#### [Work request]
Where does the word "foot" occur in the entries below? Copy every line that has it.

········

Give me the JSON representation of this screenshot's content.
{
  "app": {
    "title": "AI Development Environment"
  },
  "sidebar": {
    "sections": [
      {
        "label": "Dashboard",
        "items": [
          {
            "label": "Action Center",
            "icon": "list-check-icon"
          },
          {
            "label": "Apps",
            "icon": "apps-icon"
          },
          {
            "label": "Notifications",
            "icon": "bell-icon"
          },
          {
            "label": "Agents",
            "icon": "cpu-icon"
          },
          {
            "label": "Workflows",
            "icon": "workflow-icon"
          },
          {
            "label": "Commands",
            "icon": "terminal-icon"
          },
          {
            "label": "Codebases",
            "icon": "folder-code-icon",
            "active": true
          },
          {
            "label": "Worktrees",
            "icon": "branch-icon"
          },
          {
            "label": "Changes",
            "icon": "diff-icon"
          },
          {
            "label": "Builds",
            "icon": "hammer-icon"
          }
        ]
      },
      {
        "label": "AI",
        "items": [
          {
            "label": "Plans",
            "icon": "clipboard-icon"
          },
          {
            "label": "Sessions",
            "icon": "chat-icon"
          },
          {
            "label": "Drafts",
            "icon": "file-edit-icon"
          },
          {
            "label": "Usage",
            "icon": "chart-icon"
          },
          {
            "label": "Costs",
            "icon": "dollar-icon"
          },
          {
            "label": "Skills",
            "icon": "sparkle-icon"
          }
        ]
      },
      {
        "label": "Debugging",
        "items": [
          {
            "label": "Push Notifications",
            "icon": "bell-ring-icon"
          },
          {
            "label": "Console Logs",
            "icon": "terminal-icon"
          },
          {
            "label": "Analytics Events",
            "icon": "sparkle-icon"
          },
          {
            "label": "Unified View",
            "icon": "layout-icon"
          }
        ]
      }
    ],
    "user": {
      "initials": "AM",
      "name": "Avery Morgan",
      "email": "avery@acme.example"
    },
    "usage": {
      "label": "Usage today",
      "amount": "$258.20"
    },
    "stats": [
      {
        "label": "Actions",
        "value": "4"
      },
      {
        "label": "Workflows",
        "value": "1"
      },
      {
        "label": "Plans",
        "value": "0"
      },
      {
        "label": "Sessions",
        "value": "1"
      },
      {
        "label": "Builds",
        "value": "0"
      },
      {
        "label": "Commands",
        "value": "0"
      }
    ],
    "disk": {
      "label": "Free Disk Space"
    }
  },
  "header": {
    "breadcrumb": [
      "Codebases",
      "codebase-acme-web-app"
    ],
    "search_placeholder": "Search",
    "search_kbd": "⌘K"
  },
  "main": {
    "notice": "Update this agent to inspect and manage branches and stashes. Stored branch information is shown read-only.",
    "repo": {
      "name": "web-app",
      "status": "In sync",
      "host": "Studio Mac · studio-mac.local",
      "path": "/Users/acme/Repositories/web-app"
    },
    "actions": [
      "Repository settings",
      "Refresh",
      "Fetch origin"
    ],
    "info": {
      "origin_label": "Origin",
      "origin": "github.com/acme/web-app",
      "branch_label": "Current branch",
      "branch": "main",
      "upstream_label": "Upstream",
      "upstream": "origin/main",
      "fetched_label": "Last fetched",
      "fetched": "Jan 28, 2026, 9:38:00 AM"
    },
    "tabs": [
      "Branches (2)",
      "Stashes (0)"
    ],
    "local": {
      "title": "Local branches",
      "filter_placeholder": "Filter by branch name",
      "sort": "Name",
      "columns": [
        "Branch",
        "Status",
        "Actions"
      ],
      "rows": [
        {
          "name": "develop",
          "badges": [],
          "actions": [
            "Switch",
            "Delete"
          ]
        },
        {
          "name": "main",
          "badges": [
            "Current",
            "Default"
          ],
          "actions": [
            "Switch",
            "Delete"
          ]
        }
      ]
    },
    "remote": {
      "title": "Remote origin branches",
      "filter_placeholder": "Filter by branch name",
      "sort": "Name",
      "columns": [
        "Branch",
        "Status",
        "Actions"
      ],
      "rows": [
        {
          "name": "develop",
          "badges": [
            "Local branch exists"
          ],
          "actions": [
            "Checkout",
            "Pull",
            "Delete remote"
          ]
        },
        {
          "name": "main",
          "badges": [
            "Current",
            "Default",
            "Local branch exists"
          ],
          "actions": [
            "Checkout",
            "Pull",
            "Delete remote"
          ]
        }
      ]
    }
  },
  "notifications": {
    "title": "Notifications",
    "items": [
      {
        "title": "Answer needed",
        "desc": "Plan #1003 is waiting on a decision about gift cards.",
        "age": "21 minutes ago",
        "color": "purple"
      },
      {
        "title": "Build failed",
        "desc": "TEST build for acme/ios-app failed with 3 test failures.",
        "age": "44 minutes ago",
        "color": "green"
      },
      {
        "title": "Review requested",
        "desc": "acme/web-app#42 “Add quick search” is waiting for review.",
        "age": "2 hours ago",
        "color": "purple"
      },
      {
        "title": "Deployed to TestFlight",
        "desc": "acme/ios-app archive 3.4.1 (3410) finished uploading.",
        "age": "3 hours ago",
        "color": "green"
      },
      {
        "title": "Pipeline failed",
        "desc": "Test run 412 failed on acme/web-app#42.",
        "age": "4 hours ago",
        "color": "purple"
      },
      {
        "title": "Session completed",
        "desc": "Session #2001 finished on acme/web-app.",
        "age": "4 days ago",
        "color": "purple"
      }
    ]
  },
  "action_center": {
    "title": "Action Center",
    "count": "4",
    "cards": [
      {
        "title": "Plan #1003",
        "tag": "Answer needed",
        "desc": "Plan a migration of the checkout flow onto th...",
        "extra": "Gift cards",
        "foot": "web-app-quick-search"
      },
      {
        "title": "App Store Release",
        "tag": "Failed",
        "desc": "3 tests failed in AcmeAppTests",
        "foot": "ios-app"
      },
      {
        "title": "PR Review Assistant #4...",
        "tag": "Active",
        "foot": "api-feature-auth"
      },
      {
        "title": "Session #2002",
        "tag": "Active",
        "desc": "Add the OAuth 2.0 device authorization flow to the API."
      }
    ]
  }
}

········

#### [Result for this task]
        "foot": "web-app-quick-search"
        "foot": "ios-app"
        "foot": "api-feature-auth"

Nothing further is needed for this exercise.